- **PROMPT**:
Copy all lines of the listing that include the string "press".

- **DATA SUPPLIED**:

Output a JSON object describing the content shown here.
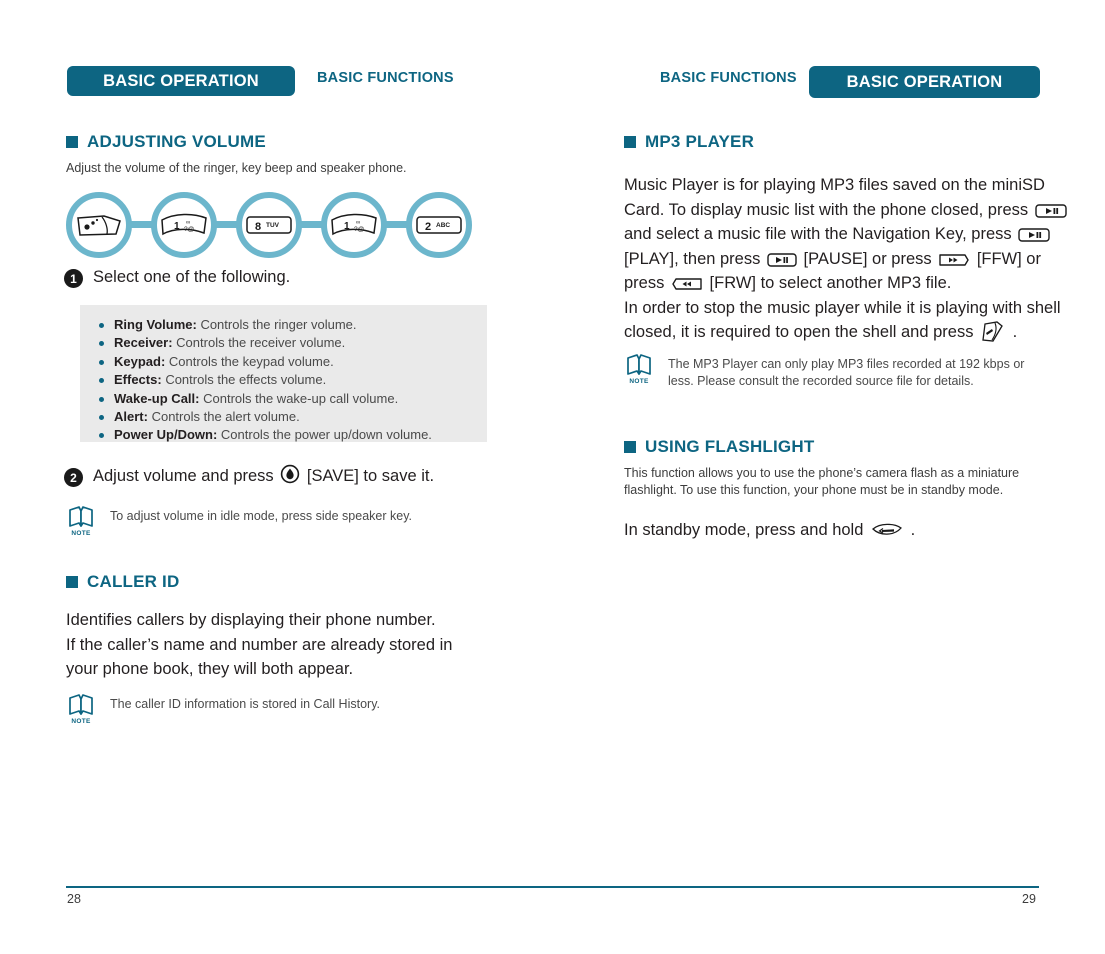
{
  "left_page": {
    "header": {
      "pill_label": "BASIC OPERATION",
      "plain_label": "BASIC FUNCTIONS"
    },
    "sections": [
      {
        "title": "ADJUSTING VOLUME",
        "intro": "Adjust the volume of the ringer, key beep and speaker phone.",
        "key_sequence": [
          {
            "icon": "menu-key-icon",
            "label": ""
          },
          {
            "icon": "keypad-1-key-icon",
            "label": "1"
          },
          {
            "icon": "keypad-8-key-icon",
            "label": "8",
            "sub": "TUV"
          },
          {
            "icon": "keypad-1-key-icon",
            "label": "1"
          },
          {
            "icon": "keypad-2-key-icon",
            "label": "2",
            "sub": "ABC"
          }
        ],
        "step1": {
          "number": "1",
          "text": "Select one of the following."
        },
        "options": [
          {
            "label": "Ring Volume:",
            "desc": "Controls the ringer volume."
          },
          {
            "label": "Receiver:",
            "desc": "Controls the receiver volume."
          },
          {
            "label": "Keypad:",
            "desc": "Controls the keypad volume."
          },
          {
            "label": "Effects:",
            "desc": "Controls the effects volume."
          },
          {
            "label": "Wake-up Call:",
            "desc": "Controls the wake-up call volume."
          },
          {
            "label": "Alert:",
            "desc": "Controls the alert volume."
          },
          {
            "label": "Power Up/Down:",
            "desc": "Controls the power up/down volume."
          }
        ],
        "step2": {
          "number": "2",
          "text_before": "Adjust volume and press",
          "text_after": "[SAVE] to save it."
        },
        "note": {
          "label": "NOTE",
          "text": "To adjust volume in idle mode, press side speaker key."
        }
      },
      {
        "title": "CALLER ID",
        "body_line1": "Identifies callers by displaying their phone number.",
        "body_line2": "If the caller’s name and number are already stored in",
        "body_line3": "your phone book, they will both appear.",
        "note": {
          "label": "NOTE",
          "text": "The caller ID information is stored in Call History."
        }
      }
    ],
    "page_number": "28"
  },
  "right_page": {
    "header": {
      "pill_label": "BASIC OPERATION",
      "plain_label": "BASIC FUNCTIONS"
    },
    "sections": [
      {
        "title": "MP3 PLAYER",
        "body": {
          "line1": "Music Player is for playing MP3 files saved on the miniSD",
          "line2a": "Card. To display music list with the phone closed, press",
          "line3a": "and select a music file with the Navigation Key, press",
          "line4a": "[PLAY], then press",
          "line4b": "[PAUSE] or press",
          "line4c": "[FFW] or",
          "line5a": "press",
          "line5b": "[FRW] to select another MP3 file.",
          "line6": "In order to stop the music player while it is playing with shell",
          "line7a": "closed, it is required to open the shell and press",
          "line7b": "."
        },
        "note": {
          "label": "NOTE",
          "line1": "The MP3 Player can only play MP3 files recorded at 192 kbps or",
          "line2": "less. Please consult the recorded source file for details."
        }
      },
      {
        "title": "USING FLASHLIGHT",
        "intro_line1": "This function allows you to use the phone’s camera flash as a miniature",
        "intro_line2": "flashlight. To use this function, your phone must be in standby mode.",
        "instruction_before": "In standby mode, press and hold",
        "instruction_after": "."
      }
    ],
    "page_number": "29"
  },
  "colors": {
    "accent": "#0d6582",
    "key_circle": "#6cb6cc",
    "box_bg": "#eaeaea"
  }
}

- **TASK RESPONSE**:
          "text_before": "Adjust volume and press",
          "text": "To adjust volume in idle mode, press side speaker key."
          "line2a": "Card. To display music list with the phone closed, press",
          "line3a": "and select a music file with the Navigation Key, press",
          "line4a": "[PLAY], then press",
          "line4b": "[PAUSE] or press",
          "line5a": "press",
          "line7a": "closed, it is required to open the shell and press",
        "instruction_before": "In standby mode, press and hold",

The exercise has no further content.